▶ [WORK REQUEST]: From the material below, tally every line containing "content"; reply with the total only.

▶ [WORKING DATA]:
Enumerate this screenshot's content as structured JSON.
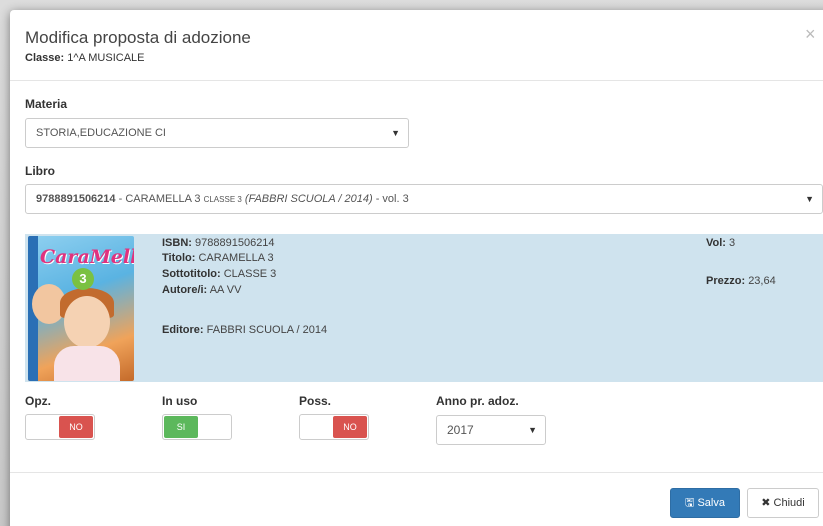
{
  "modal": {
    "title": "Modifica proposta di adozione",
    "class_label": "Classe:",
    "class_value": "1^A MUSICALE",
    "close_glyph": "×"
  },
  "materia": {
    "label": "Materia",
    "selected": "STORIA,EDUCAZIONE CI",
    "caret": "▼"
  },
  "libro": {
    "label": "Libro",
    "isbn": "9788891506214",
    "separator": " - ",
    "title": "CARAMELLA 3",
    "subtitle_small": "CLASSE 3",
    "publisher": "(FABBRI SCUOLA / 2014)",
    "volume": " - vol. 3",
    "caret": "▼"
  },
  "book": {
    "cover_title": "CaraMella",
    "cover_number": "3",
    "isbn_label": "ISBN:",
    "isbn_value": "9788891506214",
    "titolo_label": "Titolo:",
    "titolo_value": "CARAMELLA 3",
    "sottotitolo_label": "Sottotitolo:",
    "sottotitolo_value": "CLASSE 3",
    "autore_label": "Autore/i:",
    "autore_value": "AA VV",
    "editore_label": "Editore:",
    "editore_value": "FABBRI SCUOLA / 2014",
    "vol_label": "Vol:",
    "vol_value": "3",
    "prezzo_label": "Prezzo:",
    "prezzo_value": "23,64"
  },
  "options": {
    "opz_label": "Opz.",
    "opz_value": "NO",
    "inuso_label": "In uso",
    "inuso_value": "SI",
    "poss_label": "Poss.",
    "poss_value": "NO",
    "anno_label": "Anno pr. adoz.",
    "anno_value": "2017",
    "anno_caret": "▼"
  },
  "footer": {
    "save_icon": "🖫",
    "save_label": "Salva",
    "close_icon": "✖",
    "close_label": "Chiudi"
  },
  "colors": {
    "primary": "#337ab7",
    "danger": "#d9534f",
    "success": "#5cb85c",
    "panel": "#cfe3ee"
  }
}
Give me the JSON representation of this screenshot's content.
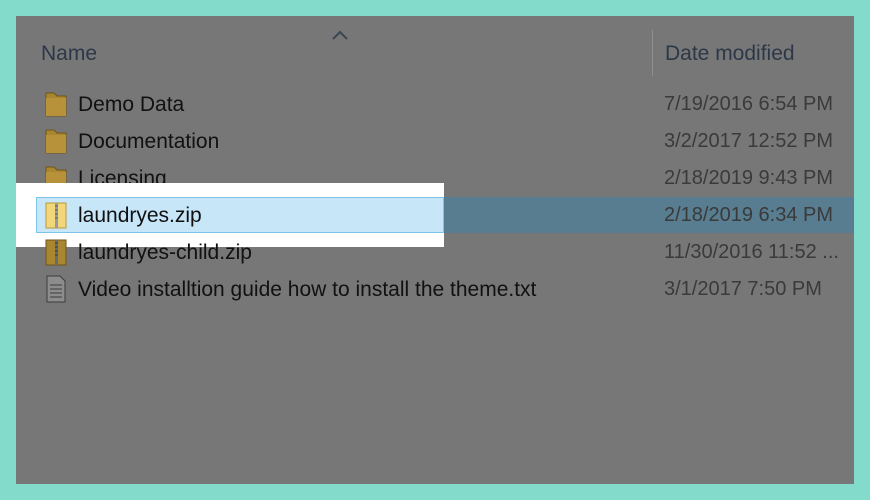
{
  "columns": {
    "name": "Name",
    "date_modified": "Date modified"
  },
  "files": [
    {
      "name": "Demo Data",
      "date": "7/19/2016 6:54 PM",
      "icon": "folder-icon"
    },
    {
      "name": "Documentation",
      "date": "3/2/2017 12:52 PM",
      "icon": "folder-icon"
    },
    {
      "name": "Licensing",
      "date": "2/18/2019 9:43 PM",
      "icon": "folder-icon"
    },
    {
      "name": "laundryes.zip",
      "date": "2/18/2019 6:34 PM",
      "icon": "zip-folder-icon",
      "selected": true
    },
    {
      "name": "laundryes-child.zip",
      "date": "11/30/2016 11:52 ...",
      "icon": "zip-folder-icon"
    },
    {
      "name": "Video installtion guide how to install the theme.txt",
      "date": "3/1/2017 7:50 PM",
      "icon": "text-file-icon"
    }
  ],
  "colors": {
    "frame": "#83dbcb",
    "panel_dimmed": "#777777",
    "selection": "#c7e6f8",
    "selection_dimmed": "#587d90",
    "highlight": "#ffffff"
  }
}
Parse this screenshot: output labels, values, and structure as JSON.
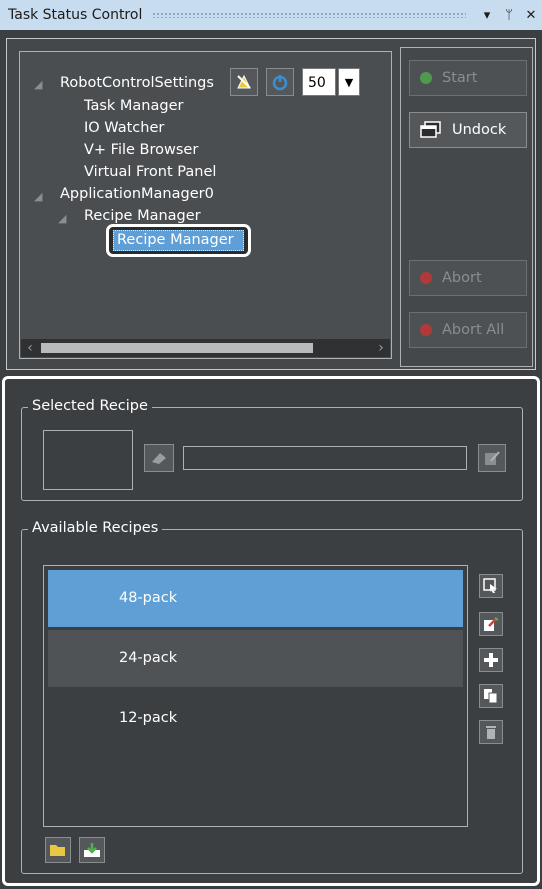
{
  "window": {
    "title": "Task Status Control",
    "controls": {
      "dropdown": "▾",
      "pin": "ᛘ",
      "close": "✕"
    }
  },
  "tree": {
    "items": [
      {
        "label": "RobotControlSettings",
        "expanded": true
      },
      {
        "label": "Task Manager"
      },
      {
        "label": "IO Watcher"
      },
      {
        "label": "V+ File Browser"
      },
      {
        "label": "Virtual Front Panel"
      },
      {
        "label": "ApplicationManager0",
        "expanded": true
      },
      {
        "label": "Recipe Manager",
        "expanded": true
      },
      {
        "label": "Recipe Manager",
        "selected": true
      }
    ],
    "toolbar": {
      "count_value": "50",
      "dropdown_arrow": "▼"
    }
  },
  "controls": {
    "start_label": "Start",
    "undock_label": "Undock",
    "abort_label": "Abort",
    "abort_all_label": "Abort All"
  },
  "selected_recipe": {
    "group_label": "Selected Recipe",
    "name_value": ""
  },
  "available_recipes": {
    "group_label": "Available Recipes",
    "items": [
      {
        "label": "48-pack",
        "selected": true
      },
      {
        "label": "24-pack"
      },
      {
        "label": "12-pack"
      }
    ]
  },
  "colors": {
    "selection": "#5f9fd6",
    "panel": "#3c3f42",
    "titlebar": "#c8dcf0",
    "start_dot": "#4f9a4f",
    "abort_dot": "#b03a3a",
    "power_icon": "#3a8fd0"
  },
  "icons": [
    "robot-settings-icon",
    "power-icon",
    "undock-icon",
    "edit-icon",
    "select-icon",
    "add-icon",
    "copy-icon",
    "delete-icon",
    "open-folder-icon",
    "import-icon"
  ]
}
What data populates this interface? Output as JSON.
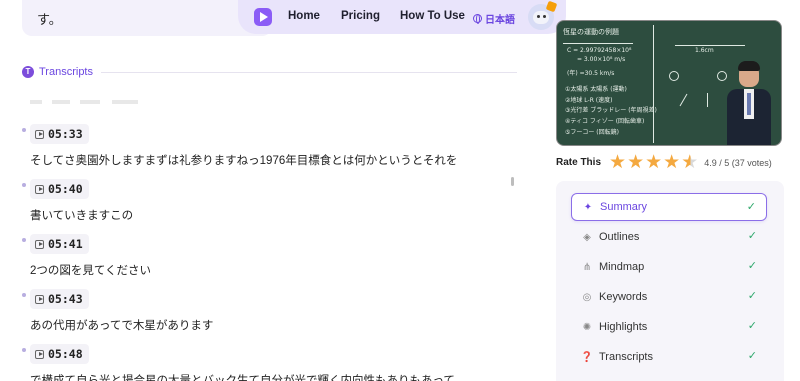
{
  "top_text": "す。",
  "nav": {
    "links": [
      "Home",
      "Pricing",
      "How To Use"
    ],
    "language": "日本語",
    "accent": "#8b5cf6"
  },
  "transcripts": {
    "heading": "Transcripts",
    "entries": [
      {
        "time": "05:33",
        "text": "そしてさ奥園外しますまずは礼参りますねっ1976年目標食とは何かというとそれを"
      },
      {
        "time": "05:40",
        "text": "書いていきますこの"
      },
      {
        "time": "05:41",
        "text": "2つの図を見てください"
      },
      {
        "time": "05:43",
        "text": "あの代用があってで木星があります"
      },
      {
        "time": "05:48",
        "text": "で構成て自ら光と場合星の大量とバック生て自分が光で輝く内向性もありもあって"
      }
    ]
  },
  "video": {
    "chalk_lines": [
      "恆星の運動の例題",
      "C = 2.99792458×10⁸",
      "= 3.00×10⁸ m/s",
      "(年) =30.5 km/s",
      "①太陽系 太陽系 (運動)",
      "②地球 L-R (速度)",
      "③光行差 ブラッドレー (年周視差)",
      "④ティコ フィゾー (回転歯車)",
      "⑤フーコー (回転鏡)",
      "1.6cm"
    ]
  },
  "rating": {
    "label": "Rate This",
    "stars": 4.5,
    "score_text": "4.9 / 5 (37 votes)",
    "star_color": "#f4a940"
  },
  "menu": {
    "items": [
      {
        "label": "Summary",
        "icon": "sparkle-icon",
        "active": true
      },
      {
        "label": "Outlines",
        "icon": "cube-icon",
        "active": false
      },
      {
        "label": "Mindmap",
        "icon": "mindmap-icon",
        "active": false
      },
      {
        "label": "Keywords",
        "icon": "target-icon",
        "active": false
      },
      {
        "label": "Highlights",
        "icon": "bulb-icon",
        "active": false
      },
      {
        "label": "Transcripts",
        "icon": "question-icon",
        "active": false
      }
    ],
    "check_color": "#2ea86b"
  }
}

▶ [THE COMPLETED TASK]: 2